This project looks at closing gaps in social citizenship and new tools to foster social resilience in Europe.
Social inequalities across Europe are rising. Poverty rates have increased, and men and women with low education face unemployment and precarious working conditions, such as zero-hour contracts. Meanwhile, many citizens fail to fully exercise their social rights due to a lack of information and complex bureaucratic procedures. These factors threaten the wellbeing of European citizens and challenge EU ambitions for an inclusive and cohesive Europe.

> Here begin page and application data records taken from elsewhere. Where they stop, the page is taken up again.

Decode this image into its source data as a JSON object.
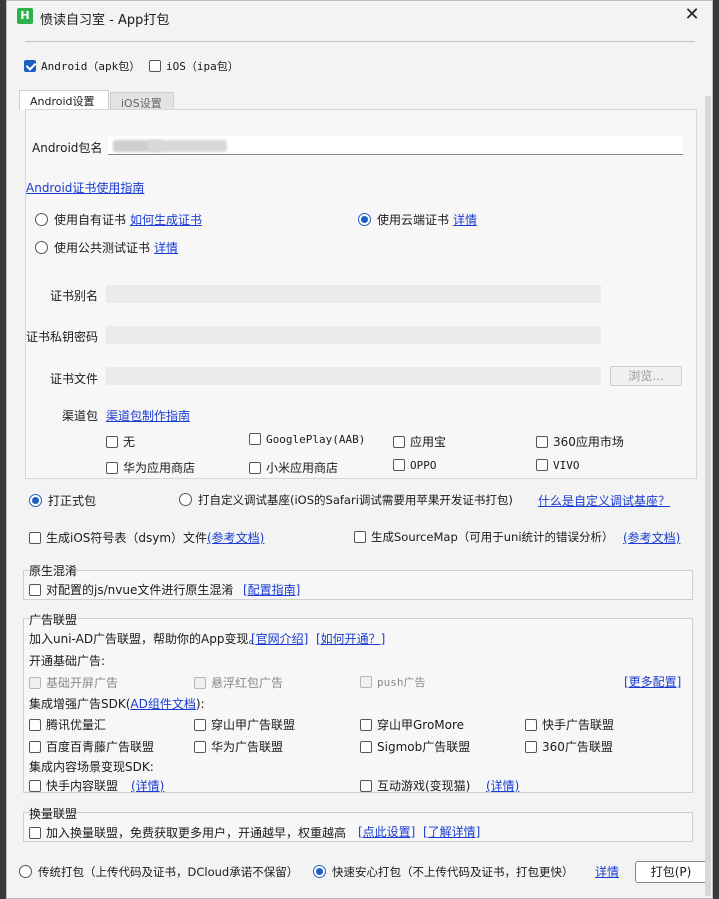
{
  "window": {
    "title": "愤读自习室 - App打包",
    "icon_letter": "H"
  },
  "platforms": {
    "android": "Android（apk包）",
    "ios": "iOS（ipa包）"
  },
  "tabs": {
    "android": "Android设置",
    "ios": "iOS设置"
  },
  "android": {
    "package_label": "Android包名",
    "cert_guide_link": "Android证书使用指南",
    "own_cert": "使用自有证书",
    "how_gen_cert": "如何生成证书",
    "cloud_cert": "使用云端证书",
    "cloud_detail": "详情",
    "public_cert": "使用公共测试证书",
    "public_detail": "详情",
    "alias_label": "证书别名",
    "key_password_label": "证书私钥密码",
    "cert_file_label": "证书文件",
    "browse": "浏览...",
    "channel_label": "渠道包",
    "channel_guide": "渠道包制作指南",
    "channels": [
      "无",
      "GooglePlay(AAB)",
      "应用宝",
      "360应用市场",
      "华为应用商店",
      "小米应用商店",
      "OPPO",
      "VIVO"
    ]
  },
  "build_type": {
    "release": "打正式包",
    "custom_base": "打自定义调试基座(iOS的Safari调试需要用苹果开发证书打包)",
    "what_is_base": "什么是自定义调试基座？"
  },
  "options": {
    "dsym": "生成iOS符号表（dsym）文件",
    "dsym_doc": "(参考文档)",
    "sourcemap": "生成SourceMap（可用于uni统计的错误分析）",
    "sourcemap_doc": "(参考文档)"
  },
  "obfuscate": {
    "title": "原生混淆",
    "label": "对配置的js/nvue文件进行原生混淆",
    "guide": "[配置指南]"
  },
  "ads": {
    "title": "广告联盟",
    "intro": "加入uni-AD广告联盟，帮助你的App变现。",
    "official": "[官网介绍]",
    "how_to": "[如何开通？]",
    "basic_title": "开通基础广告:",
    "basic": [
      "基础开屏广告",
      "悬浮红包广告",
      "push广告"
    ],
    "more_config": "[更多配置]",
    "sdk_title_prefix": "集成增强广告SDK(",
    "sdk_doc": "AD组件文档",
    "sdk_title_suffix": "):",
    "sdk": [
      "腾讯优量汇",
      "穿山甲广告联盟",
      "穿山甲GroMore",
      "快手广告联盟",
      "百度百青藤广告联盟",
      "华为广告联盟",
      "Sigmob广告联盟",
      "360广告联盟"
    ],
    "content_title": "集成内容场景变现SDK:",
    "kuaishou_content": "快手内容联盟",
    "kuaishou_detail": "(详情)",
    "game": "互动游戏(变现猫)",
    "game_detail": "(详情)"
  },
  "exchange": {
    "title": "换量联盟",
    "label": "加入换量联盟，免费获取更多用户，开通越早，权重越高",
    "settings": "[点此设置]",
    "learn": "[了解详情]"
  },
  "footer": {
    "traditional": "传统打包（上传代码及证书，DCloud承诺不保留）",
    "fast": "快速安心打包（不上传代码及证书，打包更快）",
    "detail": "详情",
    "pack_button": "打包(P)"
  },
  "accent_color": "#1c5fc4",
  "link_color": "#1a3cd1"
}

EUROSHIP will explore the effectiveness of social protection policies that aim to reduce poverty and social exclusion in Europe. The project will examine how individual citizens and households cope with social risks – such as low education, low income, and care obligations – and identify how social protection policies affect citizens’ life choices. In particular, the project will focus on three key groups of citizens: youth at risk, precarious workers with care obligations, and elderly and disabled people with long-term care needs.
The team will employ a range of research methods, including:
- coordinated life course interviews with low-skilled and low-income women and men
- focus forums with national stakeholders
- policy analyses based on document review and semi-structured expert interviews
- quantitative analyses of comparative micro-data.
Impact and outreach
The project aims to develop proposals for effective policies and inform policymakers about how best to close the current gaps in social citizenship and foster a cohesive and socially resilient Europe. The outcomes of the project will also help to realize the ambitions reflected in the European Pillar of Social Rights.
Professor Jacqueline O’Reilly, UK lead on the project, said, “EUROSHIP gives us a very timely opportunity to understand how well social protection policies bridge the gaps in social citizenship and how the future for UK citizens compares with those in other European countries."
The project, funded by the European Commission Horizon 2020 programme, will be carried out by a consortium of academic institutions from eight countries, including Estonia, Germany, Hungary, Italy, Norway, Spain, Switzerland and the United Kingdom. The project is funded for three years, starting in April 2020.